- WHAT TO PRODUCE
All of the entries below need to be repeated exactly.
─── DATA FOR PROCESSING ───
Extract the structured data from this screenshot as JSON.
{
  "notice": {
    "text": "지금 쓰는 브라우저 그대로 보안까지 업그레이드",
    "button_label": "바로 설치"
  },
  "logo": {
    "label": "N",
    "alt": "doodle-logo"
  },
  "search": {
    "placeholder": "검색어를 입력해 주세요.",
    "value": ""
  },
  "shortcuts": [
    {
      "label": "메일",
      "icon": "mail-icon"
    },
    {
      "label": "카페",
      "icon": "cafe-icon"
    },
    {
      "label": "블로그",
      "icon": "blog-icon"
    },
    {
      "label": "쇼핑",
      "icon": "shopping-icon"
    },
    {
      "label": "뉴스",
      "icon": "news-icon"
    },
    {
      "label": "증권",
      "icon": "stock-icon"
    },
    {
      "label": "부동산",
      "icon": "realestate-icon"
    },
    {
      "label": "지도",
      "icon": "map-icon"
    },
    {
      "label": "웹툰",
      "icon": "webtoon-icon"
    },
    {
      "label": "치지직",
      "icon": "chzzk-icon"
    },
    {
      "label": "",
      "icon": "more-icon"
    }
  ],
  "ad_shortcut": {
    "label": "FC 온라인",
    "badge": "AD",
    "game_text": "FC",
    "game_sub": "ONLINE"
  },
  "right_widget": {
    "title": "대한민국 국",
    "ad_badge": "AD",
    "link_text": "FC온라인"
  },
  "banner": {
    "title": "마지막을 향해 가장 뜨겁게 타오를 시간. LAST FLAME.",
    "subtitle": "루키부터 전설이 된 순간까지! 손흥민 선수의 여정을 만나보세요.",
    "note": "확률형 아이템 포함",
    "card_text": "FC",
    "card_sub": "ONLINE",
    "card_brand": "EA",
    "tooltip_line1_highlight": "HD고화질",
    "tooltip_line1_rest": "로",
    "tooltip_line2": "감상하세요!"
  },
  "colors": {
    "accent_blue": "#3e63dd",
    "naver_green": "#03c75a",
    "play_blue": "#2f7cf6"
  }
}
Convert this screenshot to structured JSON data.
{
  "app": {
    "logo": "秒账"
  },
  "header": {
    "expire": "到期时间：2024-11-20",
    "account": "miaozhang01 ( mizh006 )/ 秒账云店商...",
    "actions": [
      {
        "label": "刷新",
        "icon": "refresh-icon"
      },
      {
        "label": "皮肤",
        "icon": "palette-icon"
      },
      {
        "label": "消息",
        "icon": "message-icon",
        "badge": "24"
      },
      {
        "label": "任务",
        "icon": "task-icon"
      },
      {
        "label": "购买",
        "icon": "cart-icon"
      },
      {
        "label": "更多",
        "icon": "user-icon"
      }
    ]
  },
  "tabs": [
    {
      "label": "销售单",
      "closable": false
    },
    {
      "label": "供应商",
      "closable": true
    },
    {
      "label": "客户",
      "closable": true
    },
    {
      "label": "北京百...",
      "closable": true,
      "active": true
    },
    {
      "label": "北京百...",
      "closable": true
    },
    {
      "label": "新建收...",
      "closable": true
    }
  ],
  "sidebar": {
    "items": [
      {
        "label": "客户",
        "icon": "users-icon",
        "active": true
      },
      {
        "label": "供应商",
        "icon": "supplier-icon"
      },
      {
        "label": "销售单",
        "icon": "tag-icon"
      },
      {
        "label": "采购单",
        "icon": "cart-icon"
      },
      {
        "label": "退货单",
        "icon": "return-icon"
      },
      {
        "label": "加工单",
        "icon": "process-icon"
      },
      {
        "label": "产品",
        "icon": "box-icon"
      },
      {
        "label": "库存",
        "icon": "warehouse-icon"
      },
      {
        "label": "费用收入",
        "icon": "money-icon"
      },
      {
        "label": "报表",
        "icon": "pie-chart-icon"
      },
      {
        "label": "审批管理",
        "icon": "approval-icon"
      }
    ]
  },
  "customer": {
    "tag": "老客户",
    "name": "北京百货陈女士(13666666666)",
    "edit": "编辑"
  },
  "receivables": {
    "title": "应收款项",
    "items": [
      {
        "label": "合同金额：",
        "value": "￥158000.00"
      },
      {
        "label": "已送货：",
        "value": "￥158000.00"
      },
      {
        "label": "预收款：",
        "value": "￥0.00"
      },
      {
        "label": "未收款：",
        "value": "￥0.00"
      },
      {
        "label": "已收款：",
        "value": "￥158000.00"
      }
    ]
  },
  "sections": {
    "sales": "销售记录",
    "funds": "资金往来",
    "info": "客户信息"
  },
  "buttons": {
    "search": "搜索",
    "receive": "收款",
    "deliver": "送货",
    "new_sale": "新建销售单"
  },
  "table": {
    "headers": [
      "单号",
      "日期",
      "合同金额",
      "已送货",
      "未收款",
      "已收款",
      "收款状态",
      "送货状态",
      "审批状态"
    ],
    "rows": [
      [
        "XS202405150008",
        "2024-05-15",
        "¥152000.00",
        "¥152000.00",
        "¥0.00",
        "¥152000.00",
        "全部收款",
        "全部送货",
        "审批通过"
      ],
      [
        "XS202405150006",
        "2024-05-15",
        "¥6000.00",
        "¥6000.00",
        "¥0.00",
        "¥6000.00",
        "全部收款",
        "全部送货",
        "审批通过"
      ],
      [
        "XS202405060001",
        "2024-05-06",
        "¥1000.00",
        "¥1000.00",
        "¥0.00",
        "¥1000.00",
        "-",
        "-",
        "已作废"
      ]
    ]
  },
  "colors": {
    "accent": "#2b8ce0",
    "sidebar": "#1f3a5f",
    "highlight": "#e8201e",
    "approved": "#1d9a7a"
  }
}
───
- RESPONSE AREA
Extract the structured data from this screenshot as JSON.
{
  "notice": {
    "text": "지금 쓰는 브라우저 그대로 보안까지 업그레이드",
    "button_label": "바로 설치"
  },
  "logo": {
    "label": "N",
    "alt": "doodle-logo"
  },
  "search": {
    "placeholder": "검색어를 입력해 주세요.",
    "value": ""
  },
  "shortcuts": [
    {
      "label": "메일",
      "icon": "mail-icon"
    },
    {
      "label": "카페",
      "icon": "cafe-icon"
    },
    {
      "label": "블로그",
      "icon": "blog-icon"
    },
    {
      "label": "쇼핑",
      "icon": "shopping-icon"
    },
    {
      "label": "뉴스",
      "icon": "news-icon"
    },
    {
      "label": "증권",
      "icon": "stock-icon"
    },
    {
      "label": "부동산",
      "icon": "realestate-icon"
    },
    {
      "label": "지도",
      "icon": "map-icon"
    },
    {
      "label": "웹툰",
      "icon": "webtoon-icon"
    },
    {
      "label": "치지직",
      "icon": "chzzk-icon"
    },
    {
      "label": "",
      "icon": "more-icon"
    }
  ],
  "ad_shortcut": {
    "label": "FC 온라인",
    "badge": "AD",
    "game_text": "FC",
    "game_sub": "ONLINE"
  },
  "right_widget": {
    "title": "대한민국 국",
    "ad_badge": "AD",
    "link_text": "FC온라인"
  },
  "banner": {
    "title": "마지막을 향해 가장 뜨겁게 타오를 시간. LAST FLAME.",
    "subtitle": "루키부터 전설이 된 순간까지! 손흥민 선수의 여정을 만나보세요.",
    "note": "확률형 아이템 포함",
    "card_text": "FC",
    "card_sub": "ONLINE",
    "card_brand": "EA",
    "tooltip_line1_highlight": "HD고화질",
    "tooltip_line1_rest": "로",
    "tooltip_line2": "감상하세요!"
  },
  "colors": {
    "accent_blue": "#3e63dd",
    "naver_green": "#03c75a",
    "play_blue": "#2f7cf6"
  }
}
Convert this screenshot to structured JSON data.
{
  "app": {
    "logo": "秒账"
  },
  "header": {
    "expire": "到期时间：2024-11-20",
    "account": "miaozhang01 ( mizh006 )/ 秒账云店商...",
    "actions": [
      {
        "label": "刷新",
        "icon": "refresh-icon"
      },
      {
        "label": "皮肤",
        "icon": "palette-icon"
      },
      {
        "label": "消息",
        "icon": "message-icon",
        "badge": "24"
      },
      {
        "label": "任务",
        "icon": "task-icon"
      },
      {
        "label": "购买",
        "icon": "cart-icon"
      },
      {
        "label": "更多",
        "icon": "user-icon"
      }
    ]
  },
  "tabs": [
    {
      "label": "销售单",
      "closable": false
    },
    {
      "label": "供应商",
      "closable": true
    },
    {
      "label": "客户",
      "closable": true
    },
    {
      "label": "北京百...",
      "closable": true,
      "active": true
    },
    {
      "label": "北京百...",
      "closable": true
    },
    {
      "label": "新建收...",
      "closable": true
    }
  ],
  "sidebar": {
    "items": [
      {
        "label": "客户",
        "icon": "users-icon",
        "active": true
      },
      {
        "label": "供应商",
        "icon": "supplier-icon"
      },
      {
        "label": "销售单",
        "icon": "tag-icon"
      },
      {
        "label": "采购单",
        "icon": "cart-icon"
      },
      {
        "label": "退货单",
        "icon": "return-icon"
      },
      {
        "label": "加工单",
        "icon": "process-icon"
      },
      {
        "label": "产品",
        "icon": "box-icon"
      },
      {
        "label": "库存",
        "icon": "warehouse-icon"
      },
      {
        "label": "费用收入",
        "icon": "money-icon"
      },
      {
        "label": "报表",
        "icon": "pie-chart-icon"
      },
      {
        "label": "审批管理",
        "icon": "approval-icon"
      }
    ]
  },
  "customer": {
    "tag": "老客户",
    "name": "北京百货陈女士(13666666666)",
    "edit": "编辑"
  },
  "receivables": {
    "title": "应收款项",
    "items": [
      {
        "label": "合同金额：",
        "value": "￥158000.00"
      },
      {
        "label": "已送货：",
        "value": "￥158000.00"
      },
      {
        "label": "预收款：",
        "value": "￥0.00"
      },
      {
        "label": "未收款：",
        "value": "￥0.00"
      },
      {
        "label": "已收款：",
        "value": "￥158000.00"
      }
    ]
  },
  "sections": {
    "sales": "销售记录",
    "funds": "资金往来",
    "info": "客户信息"
  },
  "buttons": {
    "search": "搜索",
    "receive": "收款",
    "deliver": "送货",
    "new_sale": "新建销售单"
  },
  "table": {
    "headers": [
      "单号",
      "日期",
      "合同金额",
      "已送货",
      "未收款",
      "已收款",
      "收款状态",
      "送货状态",
      "审批状态"
    ],
    "rows": [
      [
        "XS202405150008",
        "2024-05-15",
        "¥152000.00",
        "¥152000.00",
        "¥0.00",
        "¥152000.00",
        "全部收款",
        "全部送货",
        "审批通过"
      ],
      [
        "XS202405150006",
        "2024-05-15",
        "¥6000.00",
        "¥6000.00",
        "¥0.00",
        "¥6000.00",
        "全部收款",
        "全部送货",
        "审批通过"
      ],
      [
        "XS202405060001",
        "2024-05-06",
        "¥1000.00",
        "¥1000.00",
        "¥0.00",
        "¥1000.00",
        "-",
        "-",
        "已作废"
      ]
    ]
  },
  "colors": {
    "accent": "#2b8ce0",
    "sidebar": "#1f3a5f",
    "highlight": "#e8201e",
    "approved": "#1d9a7a"
  }
}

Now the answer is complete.